The task —
Scan the listing and copy each line where the word "RECORD" is present.

BEGIN

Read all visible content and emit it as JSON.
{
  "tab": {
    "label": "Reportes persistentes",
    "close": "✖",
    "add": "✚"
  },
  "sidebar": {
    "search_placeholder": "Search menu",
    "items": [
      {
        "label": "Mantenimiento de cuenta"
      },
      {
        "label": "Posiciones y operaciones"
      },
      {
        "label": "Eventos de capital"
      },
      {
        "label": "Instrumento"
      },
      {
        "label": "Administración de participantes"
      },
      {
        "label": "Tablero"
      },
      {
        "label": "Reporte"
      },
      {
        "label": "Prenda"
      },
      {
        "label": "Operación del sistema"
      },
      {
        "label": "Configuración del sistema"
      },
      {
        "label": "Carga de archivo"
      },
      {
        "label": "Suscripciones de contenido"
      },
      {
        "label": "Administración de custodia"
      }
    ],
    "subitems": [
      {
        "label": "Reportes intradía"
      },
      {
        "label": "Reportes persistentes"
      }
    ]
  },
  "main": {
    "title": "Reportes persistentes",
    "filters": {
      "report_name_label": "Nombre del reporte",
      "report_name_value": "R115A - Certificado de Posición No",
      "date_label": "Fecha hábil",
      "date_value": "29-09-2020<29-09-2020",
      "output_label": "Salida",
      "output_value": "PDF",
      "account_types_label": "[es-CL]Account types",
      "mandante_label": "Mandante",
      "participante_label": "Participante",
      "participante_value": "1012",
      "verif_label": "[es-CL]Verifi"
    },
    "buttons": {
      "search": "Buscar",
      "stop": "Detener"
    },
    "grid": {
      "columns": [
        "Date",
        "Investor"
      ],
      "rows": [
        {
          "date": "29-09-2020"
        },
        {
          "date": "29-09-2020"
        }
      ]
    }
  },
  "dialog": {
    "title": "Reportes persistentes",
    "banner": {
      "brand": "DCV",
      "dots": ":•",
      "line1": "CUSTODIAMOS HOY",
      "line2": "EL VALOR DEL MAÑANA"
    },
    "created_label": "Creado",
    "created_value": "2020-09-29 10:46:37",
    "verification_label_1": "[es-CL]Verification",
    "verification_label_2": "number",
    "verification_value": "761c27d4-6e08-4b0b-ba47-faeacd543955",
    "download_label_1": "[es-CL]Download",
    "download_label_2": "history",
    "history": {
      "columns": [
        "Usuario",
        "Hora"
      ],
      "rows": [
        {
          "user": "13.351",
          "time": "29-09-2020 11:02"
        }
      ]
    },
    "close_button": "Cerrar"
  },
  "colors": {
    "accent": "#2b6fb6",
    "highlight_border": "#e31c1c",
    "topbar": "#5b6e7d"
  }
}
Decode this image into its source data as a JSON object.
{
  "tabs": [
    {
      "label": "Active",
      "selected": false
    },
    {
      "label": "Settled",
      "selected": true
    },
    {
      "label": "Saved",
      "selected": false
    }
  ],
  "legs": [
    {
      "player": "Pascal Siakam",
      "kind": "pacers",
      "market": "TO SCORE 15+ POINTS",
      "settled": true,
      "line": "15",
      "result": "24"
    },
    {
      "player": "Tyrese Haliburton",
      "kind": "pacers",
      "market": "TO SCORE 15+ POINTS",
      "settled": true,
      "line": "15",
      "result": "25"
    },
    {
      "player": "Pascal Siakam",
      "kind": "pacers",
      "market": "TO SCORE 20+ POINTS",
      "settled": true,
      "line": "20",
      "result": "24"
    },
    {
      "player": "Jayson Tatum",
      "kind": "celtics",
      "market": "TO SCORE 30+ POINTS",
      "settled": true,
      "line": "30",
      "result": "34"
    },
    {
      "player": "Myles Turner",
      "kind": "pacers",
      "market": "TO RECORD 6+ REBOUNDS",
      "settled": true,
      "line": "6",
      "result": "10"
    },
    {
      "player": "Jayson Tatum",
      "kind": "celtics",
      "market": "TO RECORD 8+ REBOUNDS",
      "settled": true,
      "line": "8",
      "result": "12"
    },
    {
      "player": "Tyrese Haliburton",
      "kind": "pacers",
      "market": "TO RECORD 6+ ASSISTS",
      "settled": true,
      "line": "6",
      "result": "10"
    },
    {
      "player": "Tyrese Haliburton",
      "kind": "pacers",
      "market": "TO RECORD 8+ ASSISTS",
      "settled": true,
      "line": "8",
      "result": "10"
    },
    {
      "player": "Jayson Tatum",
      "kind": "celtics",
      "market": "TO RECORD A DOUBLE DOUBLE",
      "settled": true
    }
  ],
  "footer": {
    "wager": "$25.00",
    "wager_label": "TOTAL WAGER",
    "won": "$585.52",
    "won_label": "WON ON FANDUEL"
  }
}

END

Solution to this problem —
      "market": "TO RECORD 6+ REBOUNDS",
      "market": "TO RECORD 8+ REBOUNDS",
      "market": "TO RECORD 6+ ASSISTS",
      "market": "TO RECORD 8+ ASSISTS",
      "market": "TO RECORD A DOUBLE DOUBLE",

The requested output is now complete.